4. Wait to clean up the dead plant materials from your gardens. Once the soil warms up the decomposers will become more active and will start decomposing old plant material. This will add natural organic matter into your soil, which will help to feed this year’s plants.

5. Rather than using a hose to clean off your driveway, use a broom. It is good exercise for you and you won’t be wasting high quality drinking water.

Thanks for the spring "presents"

6. Now that the snow has melted, for those of you with dogs, your lawn will be covered with months of dog droppings that need to be picked up. This is one of those spring clean-up tasks that I do not enjoy. Maybe this year I’ll hire a company to clean these up?

Enjoy your gardens folks, that’s why we have them!

Daffodils, or as my niece used to call them “Dapp-o-diwls”, are my favorite bulb for many reasons. Yes, the tulip comes in a variety of colours, but Daffodils are perfect for my easy-peasy gardening regime.

Little drops of sunshine

Some of the reasons I love daffodils and why I am encouraging you to plant some now, before it gets too cold:

  • They are one of the first flowers to show up in the spring.
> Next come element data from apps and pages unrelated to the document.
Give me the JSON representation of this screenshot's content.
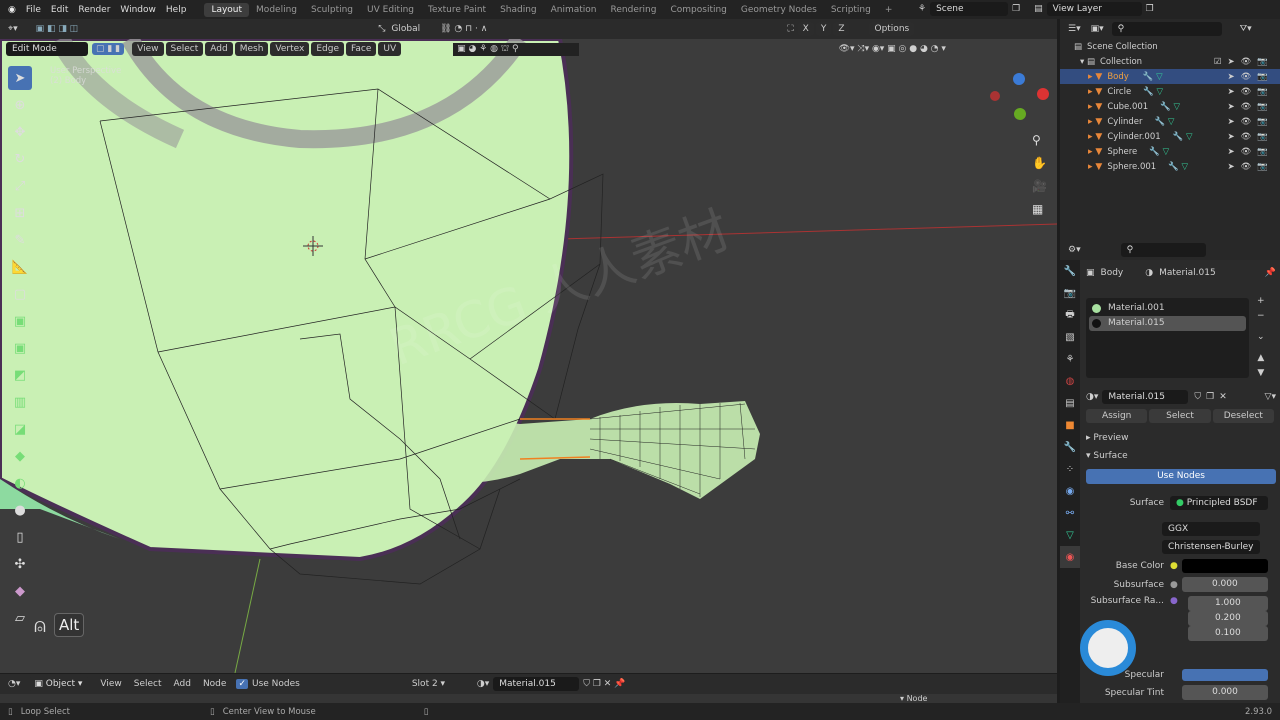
{
  "topbar": {
    "menu": [
      "File",
      "Edit",
      "Render",
      "Window",
      "Help"
    ],
    "workspaces": [
      "Layout",
      "Modeling",
      "Sculpting",
      "UV Editing",
      "Texture Paint",
      "Shading",
      "Animation",
      "Rendering",
      "Compositing",
      "Geometry Nodes",
      "Scripting"
    ],
    "active_workspace": "Layout",
    "add": "+",
    "scene": "Scene",
    "view_layer": "View Layer"
  },
  "tool_header": {
    "orientation": "Global",
    "axes": [
      "X",
      "Y",
      "Z"
    ],
    "options": "Options"
  },
  "viewport_header": {
    "mode": "Edit Mode",
    "menus": [
      "View",
      "Select",
      "Add",
      "Mesh",
      "Vertex",
      "Edge",
      "Face",
      "UV"
    ]
  },
  "viewport": {
    "perspective": "User Perspective",
    "object": "(2) Body",
    "key_hint": "Alt"
  },
  "outliner": {
    "scene_collection": "Scene Collection",
    "collection": "Collection",
    "objects": [
      {
        "name": "Body",
        "selected": true
      },
      {
        "name": "Circle"
      },
      {
        "name": "Cube.001"
      },
      {
        "name": "Cylinder"
      },
      {
        "name": "Cylinder.001"
      },
      {
        "name": "Sphere"
      },
      {
        "name": "Sphere.001"
      }
    ]
  },
  "properties": {
    "object": "Body",
    "material": "Material.015",
    "slots": [
      {
        "name": "Material.001",
        "color": "#a8e0a0"
      },
      {
        "name": "Material.015",
        "color": "#111111"
      }
    ],
    "assign": "Assign",
    "select": "Select",
    "deselect": "Deselect",
    "preview": "Preview",
    "surface_panel": "Surface",
    "use_nodes": "Use Nodes",
    "surface_label": "Surface",
    "surface_value": "Principled BSDF",
    "distribution": "GGX",
    "subsurface_method": "Christensen-Burley",
    "base_color_label": "Base Color",
    "base_color": "#000000",
    "subsurface_label": "Subsurface",
    "subsurface_value": "0.000",
    "subsurface_radius_label": "Subsurface Ra...",
    "subsurface_radius": [
      "1.000",
      "0.200",
      "0.100"
    ],
    "specular_label": "Specular",
    "specular_tint_label": "Specular Tint",
    "specular_tint": "0.000"
  },
  "node_header": {
    "mode": "Object",
    "menus": [
      "View",
      "Select",
      "Add",
      "Node"
    ],
    "use_nodes": "Use Nodes",
    "use_nodes_checked": true,
    "slot": "Slot 2",
    "material": "Material.015",
    "sidebar_panel": "Node"
  },
  "status": {
    "left": "Loop Select",
    "middle": "Center View to Mouse",
    "version": "2.93.0"
  },
  "watermark": "RRCG 人人素材",
  "colors": {
    "accent": "#4772b3",
    "mesh_green": "#c9f0b4",
    "selected_object": "#f0a040"
  }
}
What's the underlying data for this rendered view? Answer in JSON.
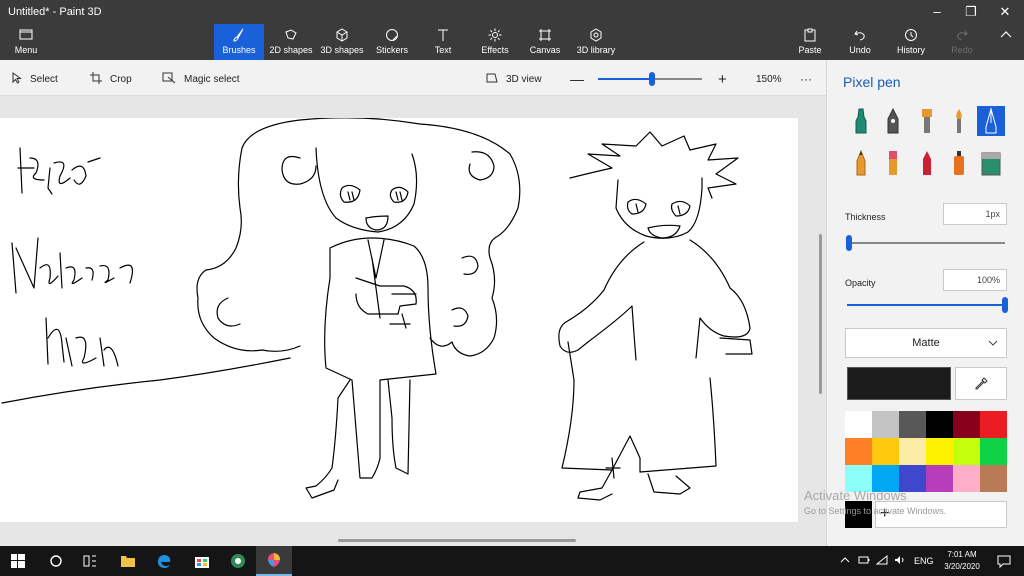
{
  "window": {
    "title": "Untitled* - Paint 3D",
    "controls": {
      "minimize": "–",
      "maximize": "❐",
      "close": "✕"
    }
  },
  "ribbon": {
    "menu_label": "Menu",
    "tabs": [
      {
        "label": "Brushes",
        "icon": "brush-icon",
        "selected": true
      },
      {
        "label": "2D shapes",
        "icon": "shapes-2d-icon"
      },
      {
        "label": "3D shapes",
        "icon": "cube-icon"
      },
      {
        "label": "Stickers",
        "icon": "sticker-icon"
      },
      {
        "label": "Text",
        "icon": "text-icon"
      },
      {
        "label": "Effects",
        "icon": "sun-icon"
      },
      {
        "label": "Canvas",
        "icon": "canvas-icon"
      },
      {
        "label": "3D library",
        "icon": "library-icon"
      }
    ],
    "paste_label": "Paste",
    "undo_label": "Undo",
    "history_label": "History",
    "redo_label": "Redo"
  },
  "toolbar": {
    "select_label": "Select",
    "crop_label": "Crop",
    "magic_select_label": "Magic select",
    "view3d_label": "3D view",
    "zoom_minus": "—",
    "zoom_plus": "+",
    "zoom_level": "150%",
    "zoom_fraction": 0.52,
    "more": "···"
  },
  "panel": {
    "title": "Pixel pen",
    "brushes": [
      {
        "name": "marker",
        "color": "#1e8a72"
      },
      {
        "name": "calligraphy-pen",
        "color": "#555555"
      },
      {
        "name": "oil-brush",
        "color": "#e69a2e"
      },
      {
        "name": "watercolor",
        "color": "#e69a2e"
      },
      {
        "name": "pixel-pen",
        "color": "#ffffff",
        "selected": true
      },
      {
        "name": "pencil",
        "color": "#e69a2e"
      },
      {
        "name": "eraser",
        "color": "#e0506e"
      },
      {
        "name": "crayon",
        "color": "#cc2233"
      },
      {
        "name": "spray-can",
        "color": "#e8711e"
      },
      {
        "name": "fill",
        "color": "#2c8f6c"
      }
    ],
    "thickness_label": "Thickness",
    "thickness_value": "1px",
    "thickness_fraction": 0.01,
    "opacity_label": "Opacity",
    "opacity_value": "100%",
    "opacity_fraction": 1.0,
    "finish_value": "Matte",
    "current_color": "#1b1b1b",
    "palette": [
      "#ffffff",
      "#c3c3c3",
      "#585858",
      "#000000",
      "#88001b",
      "#ec1c24",
      "#ff7f27",
      "#ffc90e",
      "#fdeca6",
      "#fff200",
      "#c4ff0e",
      "#0ed145",
      "#8cfffb",
      "#00a8f3",
      "#3f48cc",
      "#b83dba",
      "#ffaec8",
      "#b97a56"
    ],
    "custom_color": "#000000",
    "add_color": "+"
  },
  "canvas": {
    "handwriting": "Hey dI 8T"
  },
  "activation": {
    "line1": "Activate Windows",
    "line2": "Go to Settings to activate Windows."
  },
  "taskbar": {
    "language": "ENG",
    "time": "7:01 AM",
    "date": "3/20/2020"
  }
}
I equate them to little drops of sunshine after a long, dreary winter.
  • Unlike tasty, nutritious tulips, squirrels do not like daffodils, so they do not get eaten or moved by our furry little friends.
  • They are done their blooming by the time your other perennials start to shine. I always hated waiting for my tulips to go brown before  cutting  them back; I always saw the post-bloom tulips as messy, brown, ugly spots on my fresh, green spring garden. Daffodils are great for stepping out of the way early so the rest of the garden can take front stage. How kind of them!
  • They are the favourite flower of one of my best friends, Jen. She doesn’t really like gardening, but loves these beauties.
  • They are water efficient. They do not need any other water other than what Mother Nature provides. They look after themselves.
  • Daffodils are a symbol for the Canadian Cancer Society. Buy your daffodils in the spring to support the fight against cancer.
  • They are great for your garden budget. The bulbs are fairly inexpensive, and they come back year after year.
  • You can “layer” the bulbs with later blooming plants in your garden. Because they are a small bulb, they will not take up much space in your garden. Daffodils can be planted very close to each other, and close to perennials and small shrubs, without having to worry about overcrowding.

So get out there and plant your daffodils, now, before the cold weather arrives. You will thank me next spring.  Alliums also meet many of the criteria above, and the bulbs can only be planted in the fall, why not pick up a few of those too…

Allium, another great bulb to plant this fall